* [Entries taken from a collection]
= = = =

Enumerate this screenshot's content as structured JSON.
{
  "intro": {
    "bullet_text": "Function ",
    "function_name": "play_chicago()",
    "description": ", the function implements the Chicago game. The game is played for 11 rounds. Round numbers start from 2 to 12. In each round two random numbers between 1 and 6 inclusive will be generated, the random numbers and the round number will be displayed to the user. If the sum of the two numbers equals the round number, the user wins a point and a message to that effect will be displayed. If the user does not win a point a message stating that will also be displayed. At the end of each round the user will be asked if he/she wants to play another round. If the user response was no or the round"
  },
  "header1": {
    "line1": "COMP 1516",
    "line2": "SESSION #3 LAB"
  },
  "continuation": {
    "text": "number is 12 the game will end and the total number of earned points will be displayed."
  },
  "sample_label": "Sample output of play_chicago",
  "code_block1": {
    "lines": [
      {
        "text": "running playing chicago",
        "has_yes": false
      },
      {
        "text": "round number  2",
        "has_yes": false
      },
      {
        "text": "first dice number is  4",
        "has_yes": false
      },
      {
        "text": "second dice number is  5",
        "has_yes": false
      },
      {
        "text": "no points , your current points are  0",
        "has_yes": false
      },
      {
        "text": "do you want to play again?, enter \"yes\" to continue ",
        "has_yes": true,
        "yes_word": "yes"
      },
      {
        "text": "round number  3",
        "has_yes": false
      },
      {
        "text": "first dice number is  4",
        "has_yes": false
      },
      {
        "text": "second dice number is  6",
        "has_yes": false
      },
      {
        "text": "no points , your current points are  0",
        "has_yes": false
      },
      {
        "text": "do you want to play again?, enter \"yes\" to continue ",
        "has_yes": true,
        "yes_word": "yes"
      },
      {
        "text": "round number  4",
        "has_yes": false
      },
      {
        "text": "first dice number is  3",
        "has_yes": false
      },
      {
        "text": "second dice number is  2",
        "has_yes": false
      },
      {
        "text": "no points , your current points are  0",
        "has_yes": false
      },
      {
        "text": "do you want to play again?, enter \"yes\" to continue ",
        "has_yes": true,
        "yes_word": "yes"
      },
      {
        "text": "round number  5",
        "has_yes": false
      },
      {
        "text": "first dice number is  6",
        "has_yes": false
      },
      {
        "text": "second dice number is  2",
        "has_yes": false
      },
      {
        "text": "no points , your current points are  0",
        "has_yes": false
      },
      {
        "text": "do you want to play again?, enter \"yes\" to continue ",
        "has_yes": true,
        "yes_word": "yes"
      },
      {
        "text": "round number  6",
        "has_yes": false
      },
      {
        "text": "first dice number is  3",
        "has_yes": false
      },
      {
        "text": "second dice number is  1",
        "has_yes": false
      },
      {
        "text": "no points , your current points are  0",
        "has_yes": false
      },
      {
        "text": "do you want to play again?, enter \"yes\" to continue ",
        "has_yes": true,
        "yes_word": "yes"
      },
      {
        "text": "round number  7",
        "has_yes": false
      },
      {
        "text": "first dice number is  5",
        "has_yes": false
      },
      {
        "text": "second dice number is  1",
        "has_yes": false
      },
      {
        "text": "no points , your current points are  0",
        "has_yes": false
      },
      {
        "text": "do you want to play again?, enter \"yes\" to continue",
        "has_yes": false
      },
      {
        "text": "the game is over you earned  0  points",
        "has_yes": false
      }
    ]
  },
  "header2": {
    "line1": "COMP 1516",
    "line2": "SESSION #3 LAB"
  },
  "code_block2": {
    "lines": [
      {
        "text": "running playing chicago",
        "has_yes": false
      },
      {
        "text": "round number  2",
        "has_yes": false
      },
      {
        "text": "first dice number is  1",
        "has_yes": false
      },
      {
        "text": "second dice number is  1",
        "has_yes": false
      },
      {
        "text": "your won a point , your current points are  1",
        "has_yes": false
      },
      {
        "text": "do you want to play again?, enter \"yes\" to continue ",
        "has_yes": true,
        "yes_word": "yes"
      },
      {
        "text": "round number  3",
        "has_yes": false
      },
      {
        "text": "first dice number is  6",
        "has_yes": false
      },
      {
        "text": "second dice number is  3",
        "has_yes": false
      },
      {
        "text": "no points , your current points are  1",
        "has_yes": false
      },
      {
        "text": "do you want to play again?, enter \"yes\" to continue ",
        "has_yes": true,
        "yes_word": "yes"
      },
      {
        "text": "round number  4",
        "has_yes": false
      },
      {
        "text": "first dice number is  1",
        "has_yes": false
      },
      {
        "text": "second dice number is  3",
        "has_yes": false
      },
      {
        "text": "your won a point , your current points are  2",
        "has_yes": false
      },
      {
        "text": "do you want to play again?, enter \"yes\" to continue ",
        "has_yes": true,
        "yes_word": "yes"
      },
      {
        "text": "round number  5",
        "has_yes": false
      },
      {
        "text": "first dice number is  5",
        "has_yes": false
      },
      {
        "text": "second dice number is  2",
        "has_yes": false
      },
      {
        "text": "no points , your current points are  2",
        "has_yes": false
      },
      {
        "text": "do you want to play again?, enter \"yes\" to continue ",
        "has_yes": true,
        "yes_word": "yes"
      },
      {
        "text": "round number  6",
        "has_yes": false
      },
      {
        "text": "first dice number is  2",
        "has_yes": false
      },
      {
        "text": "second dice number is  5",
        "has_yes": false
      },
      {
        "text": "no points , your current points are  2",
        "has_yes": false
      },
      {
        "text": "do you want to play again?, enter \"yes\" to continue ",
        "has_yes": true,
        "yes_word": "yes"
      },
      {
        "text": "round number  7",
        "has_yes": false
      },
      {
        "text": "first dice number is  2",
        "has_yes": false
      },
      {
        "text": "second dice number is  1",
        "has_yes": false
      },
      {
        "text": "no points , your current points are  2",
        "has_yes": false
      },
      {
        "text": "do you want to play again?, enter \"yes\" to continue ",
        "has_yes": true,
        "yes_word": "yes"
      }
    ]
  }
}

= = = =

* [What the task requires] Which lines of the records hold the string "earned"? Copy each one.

* [Solution]
    "text": "number is 12 the game will end and the total number of earned points will be displayed."
        "text": "the game is over you earned  0  points",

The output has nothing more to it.